In many cases, the court orders the co-defendants not to talk to each other. Moreover, they may be put in separate jail areas (or even in different jails) to ensure they do not communicate. This is usually for the defendant’s own good. For example, if you speak to your co-defendant about the case, they could use whatever you say against you when it comes time for both of you to testify in court.
However, there are special circumstances in which co-defendants must communicate. If a husband and wife are co-defendants and have children, they may have to talk to each other to figure out living arrangements.
However, you don’t want to jeopardize your case, as the charges may come up in conversation and you could get into a dispute. Instead, a Nevada criminal defense lawyer could speak to them or their attorney on your behalf.
How Having a Joined Case May Hurt You
Co-defendants can have a conflict of interest in a criminal case. For example:
- The prosecution may offer the other defendant a plea bargain to “flip” the case against you.
- Despite the conflict of interest, a jury may find you guilty by association if they are convinced that the other defendant is guilty of the crime.
- If each of you retains separate legal representation, their lawyers may apply different defense strategies than yours and make you look bad. As a result, you may be up against the prosecution and the defense.
If you find the charges are prejudicial to you and compromise your right to a fair trial, you may have grounds to file a motion to sever, according to NRS 174.165. This is when the court cuts the case in half and charges each party separately. You must file this motion 10 days before the trial begins.
How a Las Vegas Co-Defendant Defense Lawyer Can Help
A Las Vegas criminal defense lawyer can help you navigate your co-defendant case. Some of the things they can do for you include:
- Cross-examining witnesses
- Bringing in their own witnesses
- Working toward reducing or dropping your charges
- Representing you throughout legal proceedings
- Determining which laws apply to your case
- Negotiating a plea bargain with the prosecution
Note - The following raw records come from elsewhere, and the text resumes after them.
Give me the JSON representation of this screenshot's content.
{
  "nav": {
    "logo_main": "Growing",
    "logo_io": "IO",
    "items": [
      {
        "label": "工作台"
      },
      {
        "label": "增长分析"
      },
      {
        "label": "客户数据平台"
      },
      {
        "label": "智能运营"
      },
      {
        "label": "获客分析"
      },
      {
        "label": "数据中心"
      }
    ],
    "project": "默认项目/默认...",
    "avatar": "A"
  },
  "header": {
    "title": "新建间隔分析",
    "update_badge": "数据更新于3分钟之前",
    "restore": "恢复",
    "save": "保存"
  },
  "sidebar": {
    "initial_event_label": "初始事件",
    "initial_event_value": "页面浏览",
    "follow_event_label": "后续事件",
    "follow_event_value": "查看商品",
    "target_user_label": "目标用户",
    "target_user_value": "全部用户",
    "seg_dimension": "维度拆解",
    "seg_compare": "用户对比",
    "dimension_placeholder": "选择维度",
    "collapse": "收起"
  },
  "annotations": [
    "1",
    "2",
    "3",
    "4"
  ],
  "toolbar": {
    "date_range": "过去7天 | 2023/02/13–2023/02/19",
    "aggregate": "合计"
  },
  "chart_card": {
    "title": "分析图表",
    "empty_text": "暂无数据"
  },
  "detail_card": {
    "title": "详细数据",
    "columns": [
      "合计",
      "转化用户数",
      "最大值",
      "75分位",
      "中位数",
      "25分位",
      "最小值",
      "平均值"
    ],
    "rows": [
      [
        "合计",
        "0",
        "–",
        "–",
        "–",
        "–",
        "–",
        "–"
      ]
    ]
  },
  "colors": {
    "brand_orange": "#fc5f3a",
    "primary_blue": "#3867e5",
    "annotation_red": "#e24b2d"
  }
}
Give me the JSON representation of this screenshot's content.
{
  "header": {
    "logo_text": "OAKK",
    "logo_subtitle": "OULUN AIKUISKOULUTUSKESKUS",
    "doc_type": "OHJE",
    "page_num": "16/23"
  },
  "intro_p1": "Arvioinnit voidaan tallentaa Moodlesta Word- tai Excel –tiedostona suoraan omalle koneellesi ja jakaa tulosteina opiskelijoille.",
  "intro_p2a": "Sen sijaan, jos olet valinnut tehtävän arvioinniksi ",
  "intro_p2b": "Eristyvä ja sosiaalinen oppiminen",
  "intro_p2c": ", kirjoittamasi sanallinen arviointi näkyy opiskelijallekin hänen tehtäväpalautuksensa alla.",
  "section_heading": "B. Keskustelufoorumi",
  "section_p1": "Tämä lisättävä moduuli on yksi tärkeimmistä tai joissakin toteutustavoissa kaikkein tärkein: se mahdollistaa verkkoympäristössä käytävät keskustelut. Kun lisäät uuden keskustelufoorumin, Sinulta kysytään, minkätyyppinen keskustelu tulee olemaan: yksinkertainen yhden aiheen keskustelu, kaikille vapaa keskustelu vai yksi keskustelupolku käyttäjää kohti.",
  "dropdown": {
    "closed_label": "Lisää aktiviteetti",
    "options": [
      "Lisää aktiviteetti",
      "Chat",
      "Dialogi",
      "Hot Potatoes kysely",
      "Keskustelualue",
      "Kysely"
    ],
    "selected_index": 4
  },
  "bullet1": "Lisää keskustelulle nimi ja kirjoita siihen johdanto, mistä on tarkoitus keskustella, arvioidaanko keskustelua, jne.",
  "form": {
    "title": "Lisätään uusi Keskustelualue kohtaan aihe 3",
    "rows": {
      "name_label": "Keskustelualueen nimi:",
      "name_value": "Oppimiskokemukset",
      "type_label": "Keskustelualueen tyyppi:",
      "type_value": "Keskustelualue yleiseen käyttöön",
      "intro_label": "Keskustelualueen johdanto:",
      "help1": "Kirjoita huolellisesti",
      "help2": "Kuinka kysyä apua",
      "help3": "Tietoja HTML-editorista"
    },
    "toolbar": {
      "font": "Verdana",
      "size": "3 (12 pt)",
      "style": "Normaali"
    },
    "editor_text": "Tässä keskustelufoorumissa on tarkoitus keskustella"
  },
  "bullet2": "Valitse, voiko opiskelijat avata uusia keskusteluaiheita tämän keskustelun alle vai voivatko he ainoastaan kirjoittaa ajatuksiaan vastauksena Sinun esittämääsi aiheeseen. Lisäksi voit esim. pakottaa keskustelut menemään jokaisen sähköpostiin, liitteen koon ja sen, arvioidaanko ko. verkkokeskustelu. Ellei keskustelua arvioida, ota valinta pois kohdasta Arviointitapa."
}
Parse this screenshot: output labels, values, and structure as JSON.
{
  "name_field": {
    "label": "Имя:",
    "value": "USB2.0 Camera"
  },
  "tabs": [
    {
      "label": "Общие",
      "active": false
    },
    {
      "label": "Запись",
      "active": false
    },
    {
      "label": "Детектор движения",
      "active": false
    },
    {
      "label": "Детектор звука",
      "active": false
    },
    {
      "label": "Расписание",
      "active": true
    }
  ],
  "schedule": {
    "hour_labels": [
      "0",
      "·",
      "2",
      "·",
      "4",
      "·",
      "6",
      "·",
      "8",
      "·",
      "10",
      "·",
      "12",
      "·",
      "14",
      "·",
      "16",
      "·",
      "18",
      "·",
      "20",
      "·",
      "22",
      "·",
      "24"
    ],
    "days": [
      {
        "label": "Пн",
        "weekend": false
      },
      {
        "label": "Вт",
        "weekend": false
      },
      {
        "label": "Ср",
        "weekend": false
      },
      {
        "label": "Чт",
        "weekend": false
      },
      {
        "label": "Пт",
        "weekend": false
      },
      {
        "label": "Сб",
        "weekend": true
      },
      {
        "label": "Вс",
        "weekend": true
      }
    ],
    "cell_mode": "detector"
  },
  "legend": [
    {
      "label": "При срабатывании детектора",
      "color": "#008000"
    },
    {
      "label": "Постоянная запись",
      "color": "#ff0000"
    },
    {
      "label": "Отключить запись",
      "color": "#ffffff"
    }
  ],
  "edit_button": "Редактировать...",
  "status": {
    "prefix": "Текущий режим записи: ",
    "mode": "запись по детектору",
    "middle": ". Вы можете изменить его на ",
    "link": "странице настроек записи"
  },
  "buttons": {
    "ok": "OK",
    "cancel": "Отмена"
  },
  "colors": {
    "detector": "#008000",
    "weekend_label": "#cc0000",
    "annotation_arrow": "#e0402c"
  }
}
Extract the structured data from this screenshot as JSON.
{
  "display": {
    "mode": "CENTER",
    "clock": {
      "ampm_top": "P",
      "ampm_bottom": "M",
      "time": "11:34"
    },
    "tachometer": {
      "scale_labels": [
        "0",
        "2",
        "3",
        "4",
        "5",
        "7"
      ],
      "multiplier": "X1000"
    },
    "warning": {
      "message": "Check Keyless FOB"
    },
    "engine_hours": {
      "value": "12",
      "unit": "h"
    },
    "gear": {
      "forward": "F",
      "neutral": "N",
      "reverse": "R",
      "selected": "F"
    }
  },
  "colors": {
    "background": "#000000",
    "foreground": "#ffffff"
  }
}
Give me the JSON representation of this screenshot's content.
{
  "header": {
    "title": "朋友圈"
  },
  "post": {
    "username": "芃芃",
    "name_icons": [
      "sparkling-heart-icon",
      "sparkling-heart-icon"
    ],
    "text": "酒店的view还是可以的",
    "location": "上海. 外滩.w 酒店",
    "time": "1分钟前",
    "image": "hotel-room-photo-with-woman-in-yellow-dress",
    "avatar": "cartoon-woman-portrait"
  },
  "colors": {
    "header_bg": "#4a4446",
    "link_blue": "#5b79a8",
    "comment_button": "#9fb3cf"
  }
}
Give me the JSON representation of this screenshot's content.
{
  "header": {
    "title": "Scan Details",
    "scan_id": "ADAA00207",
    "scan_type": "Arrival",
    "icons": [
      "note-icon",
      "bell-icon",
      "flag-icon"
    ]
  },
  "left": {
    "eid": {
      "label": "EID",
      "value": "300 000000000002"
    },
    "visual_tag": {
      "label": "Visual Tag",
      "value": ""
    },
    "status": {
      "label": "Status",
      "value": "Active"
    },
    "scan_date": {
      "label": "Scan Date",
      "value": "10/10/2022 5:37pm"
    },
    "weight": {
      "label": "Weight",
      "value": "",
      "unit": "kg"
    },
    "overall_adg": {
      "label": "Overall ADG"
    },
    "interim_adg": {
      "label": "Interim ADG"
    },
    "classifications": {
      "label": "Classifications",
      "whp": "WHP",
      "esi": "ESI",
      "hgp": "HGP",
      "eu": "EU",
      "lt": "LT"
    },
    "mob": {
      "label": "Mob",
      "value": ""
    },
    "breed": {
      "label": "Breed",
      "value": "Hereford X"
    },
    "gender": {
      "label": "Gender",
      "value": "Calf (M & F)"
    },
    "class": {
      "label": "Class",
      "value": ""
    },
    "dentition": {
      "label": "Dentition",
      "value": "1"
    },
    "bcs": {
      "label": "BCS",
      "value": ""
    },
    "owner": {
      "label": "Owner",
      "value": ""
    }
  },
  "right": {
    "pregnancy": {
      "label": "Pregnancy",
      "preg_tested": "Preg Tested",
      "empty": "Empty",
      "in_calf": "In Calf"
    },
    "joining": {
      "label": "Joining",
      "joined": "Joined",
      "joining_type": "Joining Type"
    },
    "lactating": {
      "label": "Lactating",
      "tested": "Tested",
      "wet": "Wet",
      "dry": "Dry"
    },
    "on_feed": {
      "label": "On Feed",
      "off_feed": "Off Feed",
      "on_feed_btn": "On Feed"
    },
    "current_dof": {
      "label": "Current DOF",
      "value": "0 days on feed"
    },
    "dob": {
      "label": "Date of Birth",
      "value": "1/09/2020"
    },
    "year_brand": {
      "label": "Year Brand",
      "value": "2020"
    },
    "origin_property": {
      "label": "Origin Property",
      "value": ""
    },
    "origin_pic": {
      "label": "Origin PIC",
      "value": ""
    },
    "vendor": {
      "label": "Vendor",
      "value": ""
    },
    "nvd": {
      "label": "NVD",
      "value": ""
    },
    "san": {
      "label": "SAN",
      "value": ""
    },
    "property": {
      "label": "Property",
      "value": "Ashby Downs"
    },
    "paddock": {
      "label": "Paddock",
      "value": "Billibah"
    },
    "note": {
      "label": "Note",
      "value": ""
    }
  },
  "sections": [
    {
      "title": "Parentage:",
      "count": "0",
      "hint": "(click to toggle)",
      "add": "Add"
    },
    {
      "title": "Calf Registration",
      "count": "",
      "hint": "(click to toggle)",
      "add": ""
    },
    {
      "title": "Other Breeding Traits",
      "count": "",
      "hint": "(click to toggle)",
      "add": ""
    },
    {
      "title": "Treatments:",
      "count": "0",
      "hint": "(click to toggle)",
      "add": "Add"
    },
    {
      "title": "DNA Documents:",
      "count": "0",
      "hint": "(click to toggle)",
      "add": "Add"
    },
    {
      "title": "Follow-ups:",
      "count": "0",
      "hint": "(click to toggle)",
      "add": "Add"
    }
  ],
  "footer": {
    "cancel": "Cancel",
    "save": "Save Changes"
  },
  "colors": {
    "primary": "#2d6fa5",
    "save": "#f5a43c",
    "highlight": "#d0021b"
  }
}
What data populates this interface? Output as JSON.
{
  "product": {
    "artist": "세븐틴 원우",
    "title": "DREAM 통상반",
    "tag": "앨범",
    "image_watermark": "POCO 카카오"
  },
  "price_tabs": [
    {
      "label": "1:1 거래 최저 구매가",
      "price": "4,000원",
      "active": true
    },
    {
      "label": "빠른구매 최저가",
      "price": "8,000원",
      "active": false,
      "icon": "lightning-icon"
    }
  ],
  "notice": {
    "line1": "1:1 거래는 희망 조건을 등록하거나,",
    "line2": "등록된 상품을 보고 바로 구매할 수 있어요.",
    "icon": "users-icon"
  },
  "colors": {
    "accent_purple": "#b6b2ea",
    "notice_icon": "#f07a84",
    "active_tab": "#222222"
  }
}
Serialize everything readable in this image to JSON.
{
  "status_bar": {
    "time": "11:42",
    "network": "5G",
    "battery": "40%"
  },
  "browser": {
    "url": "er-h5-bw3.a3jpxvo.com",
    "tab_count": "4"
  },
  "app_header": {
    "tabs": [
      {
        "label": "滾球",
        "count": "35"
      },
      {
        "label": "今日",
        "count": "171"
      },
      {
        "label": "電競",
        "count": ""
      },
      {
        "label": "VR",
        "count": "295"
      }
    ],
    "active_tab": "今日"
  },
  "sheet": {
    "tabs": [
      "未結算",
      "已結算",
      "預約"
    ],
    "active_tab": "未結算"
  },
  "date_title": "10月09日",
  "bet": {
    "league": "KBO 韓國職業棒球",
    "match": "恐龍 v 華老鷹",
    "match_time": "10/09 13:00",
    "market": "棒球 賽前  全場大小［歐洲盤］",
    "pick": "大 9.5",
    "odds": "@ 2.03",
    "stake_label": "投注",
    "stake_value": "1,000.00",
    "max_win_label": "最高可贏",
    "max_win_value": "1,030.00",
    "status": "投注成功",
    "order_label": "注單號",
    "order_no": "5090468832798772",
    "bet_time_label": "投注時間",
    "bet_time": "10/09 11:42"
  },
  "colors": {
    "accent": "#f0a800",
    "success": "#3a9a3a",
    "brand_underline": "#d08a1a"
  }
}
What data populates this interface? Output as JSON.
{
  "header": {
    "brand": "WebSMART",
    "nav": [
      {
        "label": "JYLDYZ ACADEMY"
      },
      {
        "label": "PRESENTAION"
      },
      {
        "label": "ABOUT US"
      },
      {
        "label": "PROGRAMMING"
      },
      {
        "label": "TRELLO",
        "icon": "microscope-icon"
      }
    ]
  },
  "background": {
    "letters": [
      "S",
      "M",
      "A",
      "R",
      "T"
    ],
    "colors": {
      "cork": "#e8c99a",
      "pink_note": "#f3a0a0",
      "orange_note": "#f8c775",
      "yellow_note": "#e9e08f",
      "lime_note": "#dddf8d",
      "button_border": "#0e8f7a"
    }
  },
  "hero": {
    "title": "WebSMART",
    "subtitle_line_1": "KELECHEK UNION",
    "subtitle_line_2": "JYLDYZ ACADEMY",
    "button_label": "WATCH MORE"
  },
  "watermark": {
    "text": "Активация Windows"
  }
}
- Investigating what happened and gathering evidence
- Creating a defense strategy against your charges
Defense Strategies in a Co-Defendant Case
In terms of your defense, there are different strategies your attorney can use to help keep you from going to prison, paying high fines, and dealing with other penalties. Depending on the facts of your case, your lawyer may use one or more of the following defense strategies:
- The police didn’t read your Miranda Rights when they arrested you, so any evidence collected at the scene was obtained illegally.
- If the police confused you with the person who committed the crime and arrested you instead, you can claim mistaken identity.
- If the police set you up, coerced you, or threatened you so that you would commit the crime, this would be considered illegal entrapment.
- If the police didn’t have a warrant or probable cause to search your home, then you could say they conducted an unlawful search and seizure.
A Las Vegas attorney who handles co-defendant cases can start protecting your rights today.
A Las Vegas Criminal Defense Attorney on Our Team Is Ready to Serve You
Getting charged with a crime is stressful enough, but adding another person or entity into the mix adds another layer of confusion. A Las Vegas criminal defense lawyer from De Castroverde Criminal & Immigration Lawyers can guide you through the process while protecting your rights. Call our firm today to get started on your case.